The company is funded by a strong list of well known investment companies and venture capital including Novo, Sunstone and Orbimed among others.
Why did you Galecto choose to locate on BioQuarter?
Much of the initial research and development around galectin-3 and its inhibitors was conducted at CIR so it was natural to acquire office space on BioQuarter in which to direct preclinical activities.
Some early stage research work is still conducted at the CIR as Galecto has a fully funded postdoctoral research assistant, Dr. Ross Mills, who is working on galectin related projects.
The interaction between academia and industry is crucial for effective translational research and our company has its foundation on this open and active collaborative approach.
What collaboration opportunities or engagement have you gained from across BioQuarter?
Galecto is co-sponsor on several other academic and translational projects on BioQuarter at the CIR and Royal Infirmary of Edinburgh (RIE). I am also co-supervisor on a number of postgraduate projects.
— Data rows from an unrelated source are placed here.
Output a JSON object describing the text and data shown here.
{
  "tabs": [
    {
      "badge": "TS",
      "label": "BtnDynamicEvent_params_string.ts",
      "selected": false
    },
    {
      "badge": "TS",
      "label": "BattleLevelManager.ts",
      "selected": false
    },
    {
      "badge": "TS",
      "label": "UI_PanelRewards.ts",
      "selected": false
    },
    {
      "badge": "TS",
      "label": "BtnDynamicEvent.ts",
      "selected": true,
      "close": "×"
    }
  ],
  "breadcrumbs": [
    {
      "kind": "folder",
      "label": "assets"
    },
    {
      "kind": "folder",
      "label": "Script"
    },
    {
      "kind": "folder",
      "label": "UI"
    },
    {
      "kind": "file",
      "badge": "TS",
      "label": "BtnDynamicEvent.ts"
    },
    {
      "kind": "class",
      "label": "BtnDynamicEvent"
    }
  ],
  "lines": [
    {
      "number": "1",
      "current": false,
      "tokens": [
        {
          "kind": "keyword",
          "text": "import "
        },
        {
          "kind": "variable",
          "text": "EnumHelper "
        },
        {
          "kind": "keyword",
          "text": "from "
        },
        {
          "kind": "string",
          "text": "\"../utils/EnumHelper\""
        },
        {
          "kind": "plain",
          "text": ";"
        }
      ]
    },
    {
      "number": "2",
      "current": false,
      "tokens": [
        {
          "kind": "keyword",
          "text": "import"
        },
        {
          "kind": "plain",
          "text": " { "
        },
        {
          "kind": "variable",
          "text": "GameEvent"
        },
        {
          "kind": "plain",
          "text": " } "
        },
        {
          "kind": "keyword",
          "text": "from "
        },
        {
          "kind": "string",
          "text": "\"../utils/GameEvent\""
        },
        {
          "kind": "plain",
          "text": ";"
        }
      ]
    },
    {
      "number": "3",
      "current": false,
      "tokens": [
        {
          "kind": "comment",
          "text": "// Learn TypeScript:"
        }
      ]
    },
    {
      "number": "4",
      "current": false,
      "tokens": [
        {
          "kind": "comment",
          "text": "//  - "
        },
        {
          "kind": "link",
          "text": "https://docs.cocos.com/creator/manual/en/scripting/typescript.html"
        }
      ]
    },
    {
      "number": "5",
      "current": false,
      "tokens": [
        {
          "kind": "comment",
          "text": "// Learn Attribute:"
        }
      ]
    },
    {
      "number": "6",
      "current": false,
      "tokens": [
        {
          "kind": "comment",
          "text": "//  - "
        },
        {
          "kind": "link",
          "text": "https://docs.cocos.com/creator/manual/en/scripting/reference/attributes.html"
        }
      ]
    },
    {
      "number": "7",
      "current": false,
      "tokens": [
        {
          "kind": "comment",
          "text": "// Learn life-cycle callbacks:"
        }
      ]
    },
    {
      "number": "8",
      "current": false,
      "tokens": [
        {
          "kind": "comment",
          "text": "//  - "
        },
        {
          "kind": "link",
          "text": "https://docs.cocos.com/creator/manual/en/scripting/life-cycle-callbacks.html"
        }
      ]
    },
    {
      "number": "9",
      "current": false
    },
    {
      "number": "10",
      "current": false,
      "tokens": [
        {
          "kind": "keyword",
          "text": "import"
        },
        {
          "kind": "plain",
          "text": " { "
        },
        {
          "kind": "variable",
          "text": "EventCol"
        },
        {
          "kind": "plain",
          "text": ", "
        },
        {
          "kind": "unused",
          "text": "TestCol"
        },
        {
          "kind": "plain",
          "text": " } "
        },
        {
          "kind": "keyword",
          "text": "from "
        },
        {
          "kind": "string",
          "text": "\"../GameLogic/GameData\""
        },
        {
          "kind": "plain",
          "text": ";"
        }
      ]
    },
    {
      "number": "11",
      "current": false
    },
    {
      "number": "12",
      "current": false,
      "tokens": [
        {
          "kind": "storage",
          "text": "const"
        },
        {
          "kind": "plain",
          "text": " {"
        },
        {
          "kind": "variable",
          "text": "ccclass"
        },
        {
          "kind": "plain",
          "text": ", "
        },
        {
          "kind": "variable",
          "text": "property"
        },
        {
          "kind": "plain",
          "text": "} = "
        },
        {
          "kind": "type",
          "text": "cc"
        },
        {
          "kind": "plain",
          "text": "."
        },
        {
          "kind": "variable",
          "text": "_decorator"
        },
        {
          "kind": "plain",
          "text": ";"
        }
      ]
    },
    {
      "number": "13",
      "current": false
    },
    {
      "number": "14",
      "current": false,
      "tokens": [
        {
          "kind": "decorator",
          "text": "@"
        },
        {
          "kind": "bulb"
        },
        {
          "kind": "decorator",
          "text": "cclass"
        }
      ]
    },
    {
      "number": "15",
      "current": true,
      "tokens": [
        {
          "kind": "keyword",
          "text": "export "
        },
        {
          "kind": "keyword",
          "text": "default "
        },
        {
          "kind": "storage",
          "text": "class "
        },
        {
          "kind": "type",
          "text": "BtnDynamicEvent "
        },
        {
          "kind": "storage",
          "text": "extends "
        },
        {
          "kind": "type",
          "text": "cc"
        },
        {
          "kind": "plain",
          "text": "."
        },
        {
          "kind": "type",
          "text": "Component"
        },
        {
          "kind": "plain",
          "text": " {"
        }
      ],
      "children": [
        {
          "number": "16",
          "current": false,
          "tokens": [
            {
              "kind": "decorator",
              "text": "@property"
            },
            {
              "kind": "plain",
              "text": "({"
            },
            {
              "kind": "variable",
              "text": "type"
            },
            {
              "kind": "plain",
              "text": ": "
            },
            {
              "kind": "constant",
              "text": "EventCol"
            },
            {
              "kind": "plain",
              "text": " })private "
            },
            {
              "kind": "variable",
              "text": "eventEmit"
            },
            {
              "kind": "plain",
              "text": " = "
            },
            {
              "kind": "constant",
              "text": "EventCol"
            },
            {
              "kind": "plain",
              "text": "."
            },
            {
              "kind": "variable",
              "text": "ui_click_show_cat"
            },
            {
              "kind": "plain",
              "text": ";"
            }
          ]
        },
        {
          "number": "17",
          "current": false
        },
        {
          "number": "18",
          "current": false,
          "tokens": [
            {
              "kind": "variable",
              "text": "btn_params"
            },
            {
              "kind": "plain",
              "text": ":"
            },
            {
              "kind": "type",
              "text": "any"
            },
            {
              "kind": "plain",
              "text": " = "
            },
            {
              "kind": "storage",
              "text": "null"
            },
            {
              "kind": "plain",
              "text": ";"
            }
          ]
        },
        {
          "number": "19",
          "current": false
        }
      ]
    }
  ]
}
I also have academic collaborations with groups in the Centre for Regenerative Medicine and the Roslin Institute, and in early stages of engagement with Fios Genomics, also with facilities at NINE, and hope to collaborate further with the research community on BioQuarter.
Galecto is part of the DEFINE COVID-19 initiative which aims to test promising new therapies in small numbers of COVID-19 patients. GB0139 is one of the trial compounds in this study which will be compared against standard care in patients who are experiencing different symptoms of COVID-19.
What are the plans for the future?
When I first started my academic career at University of Edinburgh with Professor Sethi our research focused on lung cancer and how the microenvironment around tumours can impact tumour growth.
Galectins are important modulators of the tissue microenvironment in several tumour types. Developing Galecto’s inhibitors for an oncology indication will be a new and exciting avenue for the future.
What do you enjoy most about BioLife?
I’m from Edinburgh so the location is perfect for me as I can cycle to work and it make it easier to keep up with colleagues past and present.
The coronavirus outbreak has limited personal interaction, however Zoom and Teams have allowed communication to remain open although nothing really beats human interaction and informal discussions over coffee.